(Directions for this task) Reproduce, without alteration, every line of the data; exclude the images.

(Material to process)
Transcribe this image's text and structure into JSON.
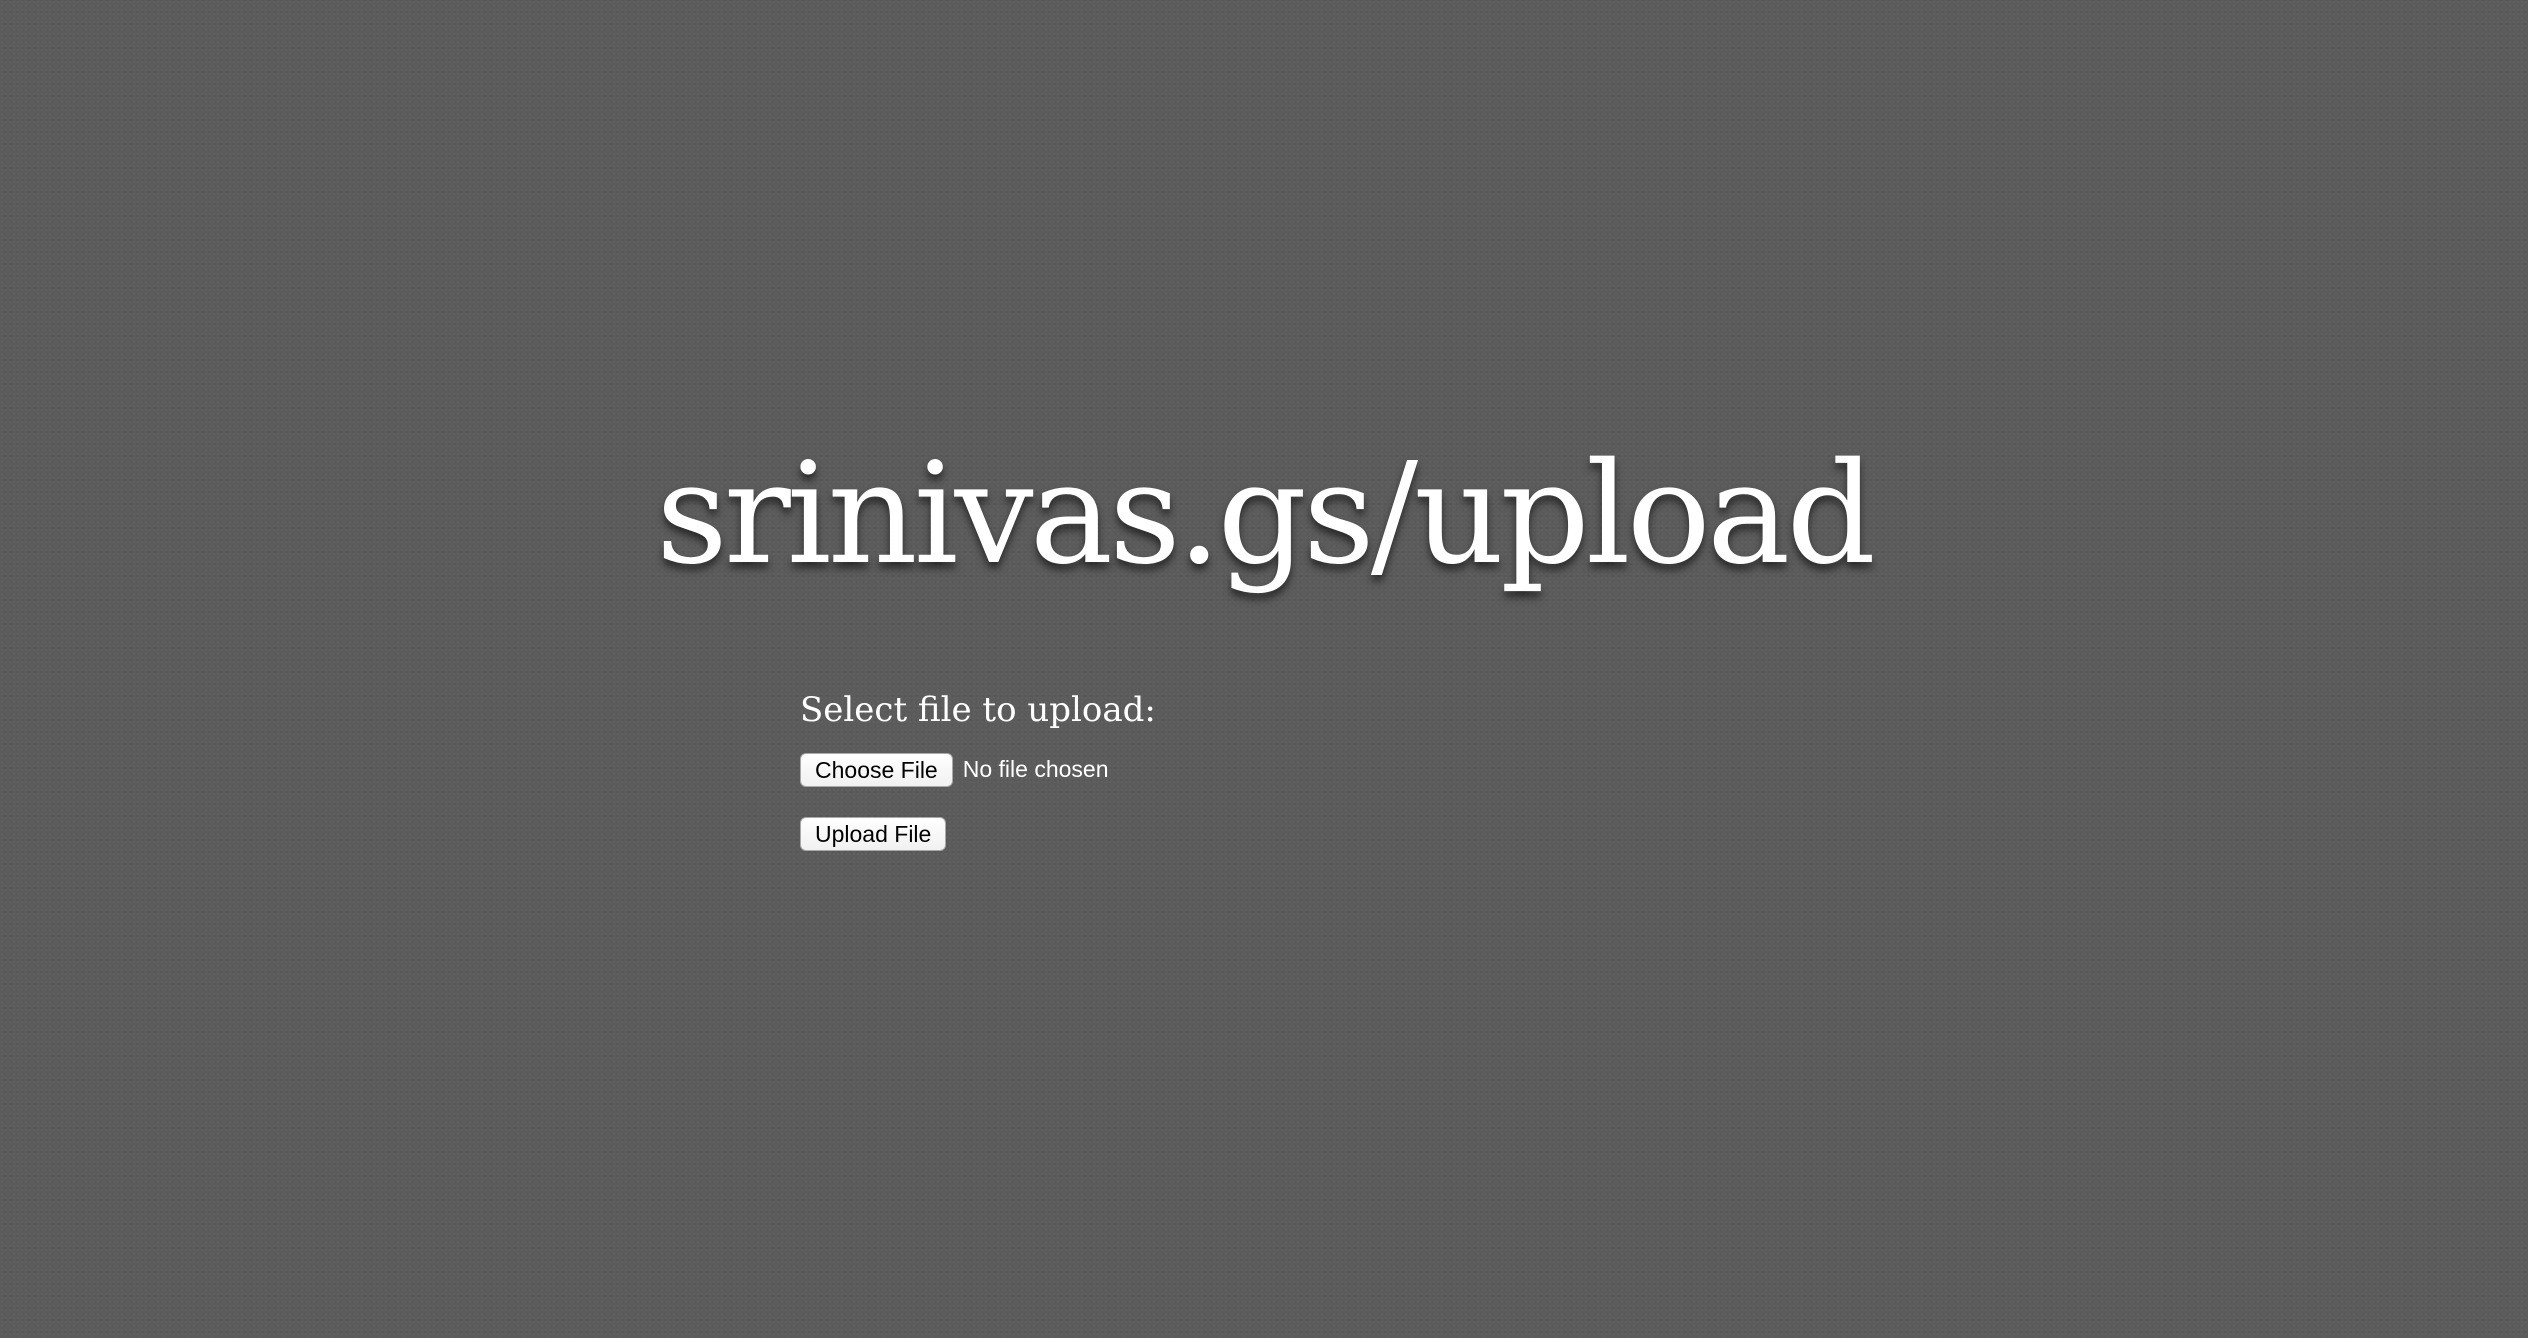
{
  "header": {
    "title": "srinivas.gs/upload"
  },
  "form": {
    "label": "Select file to upload:",
    "choose_file_label": "Choose File",
    "file_status": "No file chosen",
    "upload_label": "Upload File"
  },
  "colors": {
    "background": "#5b5b5b",
    "text": "#ffffff"
  }
}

(Written response)
Transcribe this image's text and structure into JSON.
{
  "header": {
    "title": "srinivas.gs/upload"
  },
  "form": {
    "label": "Select file to upload:",
    "choose_file_label": "Choose File",
    "file_status": "No file chosen",
    "upload_label": "Upload File"
  },
  "colors": {
    "background": "#5b5b5b",
    "text": "#ffffff"
  }
}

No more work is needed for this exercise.